In any case, Lincoln continued, his suspension of habeas corpus was not a case of “disregarding the law.” He believed he had acted within the limits established by the Constitution. After all, that document permits habeas corpus to be suspended in a case of rebellion, and while it does not explicitly permit the executive branch to exercise this power, neither does it explicitly forbid it. Besides, since “the provision was plainly made for a dangerous emergency, it cannot be believed the framers of the instrument intended, that in every case, the danger should run its course, until Congress could be called together; the very assembling of which might be prevented, as was intended in this case, by the rebellion.”
Lincoln thus hedged his rhetorical bets in his message to Congress. He made a case for the constitutionality of his actions, and if that failed to convince his critics, he asked whether they preferred to see one law stretched and the Constitution saved or watch the whole Constitution tossed aside by the rebellion while the Union’s hands remained tied.
If my students’ essays are any indication, many modern Americans will support leaders who use extraordinary means so long as they believe the ends are worthwhile.
—Michael Lynch graduated from LMU with a degree in history, worked at the Abraham Lincoln Library and Museum as an assistant curator, and now teaches survey-level history courses on campus. He holds an M.A. in history from the University of Tennessee and blogs about historical topics at pastinthepresent.wordpress.com.
Randall Kennedy, who teaches law at Harvard, is profiled in the new issue of the university’s magazine. Kennedy claims that approaches to race fall into two groups, the pessimists and the optimists, and includes Lincoln among the former:
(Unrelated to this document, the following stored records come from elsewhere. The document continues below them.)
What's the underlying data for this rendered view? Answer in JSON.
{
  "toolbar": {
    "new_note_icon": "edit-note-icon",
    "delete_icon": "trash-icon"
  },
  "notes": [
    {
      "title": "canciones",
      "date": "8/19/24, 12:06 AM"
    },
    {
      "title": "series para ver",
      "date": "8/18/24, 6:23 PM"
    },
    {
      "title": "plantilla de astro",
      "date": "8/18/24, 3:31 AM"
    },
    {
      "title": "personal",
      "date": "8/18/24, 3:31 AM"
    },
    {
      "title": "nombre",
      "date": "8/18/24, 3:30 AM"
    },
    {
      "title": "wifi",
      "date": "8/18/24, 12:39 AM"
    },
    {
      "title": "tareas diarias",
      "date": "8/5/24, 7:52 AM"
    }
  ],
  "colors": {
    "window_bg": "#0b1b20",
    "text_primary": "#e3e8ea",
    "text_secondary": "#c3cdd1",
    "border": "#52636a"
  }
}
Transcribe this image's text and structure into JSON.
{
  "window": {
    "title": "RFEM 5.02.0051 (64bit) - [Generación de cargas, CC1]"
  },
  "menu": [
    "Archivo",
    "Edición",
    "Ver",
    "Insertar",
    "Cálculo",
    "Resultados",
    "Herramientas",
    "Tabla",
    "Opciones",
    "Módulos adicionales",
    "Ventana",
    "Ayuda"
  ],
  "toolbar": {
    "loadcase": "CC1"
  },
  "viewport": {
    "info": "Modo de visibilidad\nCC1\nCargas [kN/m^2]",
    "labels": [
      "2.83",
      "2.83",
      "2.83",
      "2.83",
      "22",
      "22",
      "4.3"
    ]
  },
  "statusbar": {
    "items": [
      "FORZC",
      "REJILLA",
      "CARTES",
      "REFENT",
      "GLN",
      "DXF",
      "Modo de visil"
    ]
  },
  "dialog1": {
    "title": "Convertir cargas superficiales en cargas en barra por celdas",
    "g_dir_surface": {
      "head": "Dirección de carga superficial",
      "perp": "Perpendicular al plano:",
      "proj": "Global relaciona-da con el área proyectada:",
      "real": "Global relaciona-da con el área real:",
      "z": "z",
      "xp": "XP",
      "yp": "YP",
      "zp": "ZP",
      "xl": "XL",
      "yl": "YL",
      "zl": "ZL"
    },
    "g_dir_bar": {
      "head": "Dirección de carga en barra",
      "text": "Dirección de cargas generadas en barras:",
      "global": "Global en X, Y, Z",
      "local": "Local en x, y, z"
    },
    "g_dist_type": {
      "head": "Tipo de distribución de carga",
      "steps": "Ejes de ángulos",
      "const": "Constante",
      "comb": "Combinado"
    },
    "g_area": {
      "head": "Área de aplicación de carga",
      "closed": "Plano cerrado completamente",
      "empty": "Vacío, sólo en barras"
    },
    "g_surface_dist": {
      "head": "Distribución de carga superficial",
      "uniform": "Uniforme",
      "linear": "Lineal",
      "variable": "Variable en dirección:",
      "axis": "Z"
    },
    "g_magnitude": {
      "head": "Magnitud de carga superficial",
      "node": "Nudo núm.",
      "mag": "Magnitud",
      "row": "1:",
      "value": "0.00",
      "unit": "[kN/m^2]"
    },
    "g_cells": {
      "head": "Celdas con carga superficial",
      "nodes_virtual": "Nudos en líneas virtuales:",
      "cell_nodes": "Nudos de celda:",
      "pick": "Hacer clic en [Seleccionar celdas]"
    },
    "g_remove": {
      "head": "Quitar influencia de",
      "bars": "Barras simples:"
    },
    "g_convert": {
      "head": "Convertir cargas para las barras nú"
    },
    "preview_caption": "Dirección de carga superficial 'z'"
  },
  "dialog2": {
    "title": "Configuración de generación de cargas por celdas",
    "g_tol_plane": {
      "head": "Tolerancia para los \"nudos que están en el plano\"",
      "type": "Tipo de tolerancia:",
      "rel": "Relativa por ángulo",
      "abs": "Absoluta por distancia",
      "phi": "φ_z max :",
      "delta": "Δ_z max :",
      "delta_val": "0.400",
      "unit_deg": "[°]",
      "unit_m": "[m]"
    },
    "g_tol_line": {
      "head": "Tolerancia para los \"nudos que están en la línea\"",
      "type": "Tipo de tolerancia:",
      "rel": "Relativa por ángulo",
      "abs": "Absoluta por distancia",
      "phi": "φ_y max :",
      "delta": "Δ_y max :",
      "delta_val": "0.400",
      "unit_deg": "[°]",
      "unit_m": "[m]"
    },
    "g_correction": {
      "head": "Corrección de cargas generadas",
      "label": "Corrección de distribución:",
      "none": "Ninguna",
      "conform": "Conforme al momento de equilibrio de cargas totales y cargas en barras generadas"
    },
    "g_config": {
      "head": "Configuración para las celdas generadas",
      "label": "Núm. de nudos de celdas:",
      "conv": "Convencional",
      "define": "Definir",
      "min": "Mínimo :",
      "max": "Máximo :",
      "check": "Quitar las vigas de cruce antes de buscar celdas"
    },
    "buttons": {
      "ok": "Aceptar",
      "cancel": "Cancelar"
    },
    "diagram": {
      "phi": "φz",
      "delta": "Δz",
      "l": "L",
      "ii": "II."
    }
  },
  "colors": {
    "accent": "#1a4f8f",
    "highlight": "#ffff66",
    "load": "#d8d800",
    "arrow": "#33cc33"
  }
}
“The pessimistic school believes that ‘We shall not overcome’—racial animus and prejudice are so deeply embedded that they will never go away. Thomas Jefferson, Abraham Lincoln, and Malcolm X fell into the pessimistic camp. The optimists, in contrast, feel that, notwithstanding the depth and horror of oppression, there are resources in American society that, deployed intelligently, will allow us to overcome. I put myself in that camp, along with Frederick Douglass, the great [nineteenth-century abolitionist] Wendell Phillips [A.B. 1831, LL.B. 1833], and Martin Luther King. I hope I don’t turn away from the horror, but also hope I try to be attentive to the real fact of change in American life.”